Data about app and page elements
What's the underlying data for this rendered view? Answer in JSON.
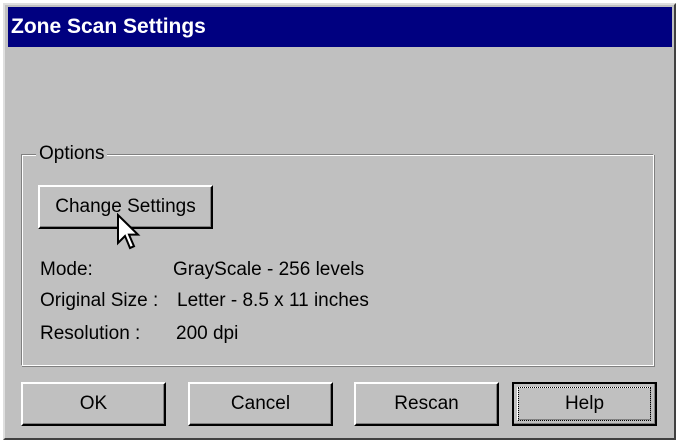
{
  "window": {
    "title": "Zone Scan Settings"
  },
  "options": {
    "group_label": "Options",
    "change_settings_label": "Change Settings",
    "mode_label": "Mode:",
    "mode_value": "GrayScale - 256 levels",
    "size_label": "Original Size :",
    "size_value": "Letter - 8.5 x 11 inches",
    "resolution_label": "Resolution :",
    "resolution_value": "200 dpi"
  },
  "buttons": {
    "ok_label": "OK",
    "cancel_label": "Cancel",
    "rescan_label": "Rescan",
    "help_label": "Help"
  },
  "icons": {
    "cursor": "mouse-pointer-icon"
  },
  "colors": {
    "titlebar": "#000080",
    "face": "#c0c0c0"
  }
}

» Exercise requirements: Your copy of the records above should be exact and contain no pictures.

» Answer box:
What's the underlying data for this rendered view? Answer in JSON.
{
  "window": {
    "title": "Zone Scan Settings"
  },
  "options": {
    "group_label": "Options",
    "change_settings_label": "Change Settings",
    "mode_label": "Mode:",
    "mode_value": "GrayScale - 256 levels",
    "size_label": "Original Size :",
    "size_value": "Letter - 8.5 x 11 inches",
    "resolution_label": "Resolution :",
    "resolution_value": "200 dpi"
  },
  "buttons": {
    "ok_label": "OK",
    "cancel_label": "Cancel",
    "rescan_label": "Rescan",
    "help_label": "Help"
  },
  "icons": {
    "cursor": "mouse-pointer-icon"
  },
  "colors": {
    "titlebar": "#000080",
    "face": "#c0c0c0"
  }
}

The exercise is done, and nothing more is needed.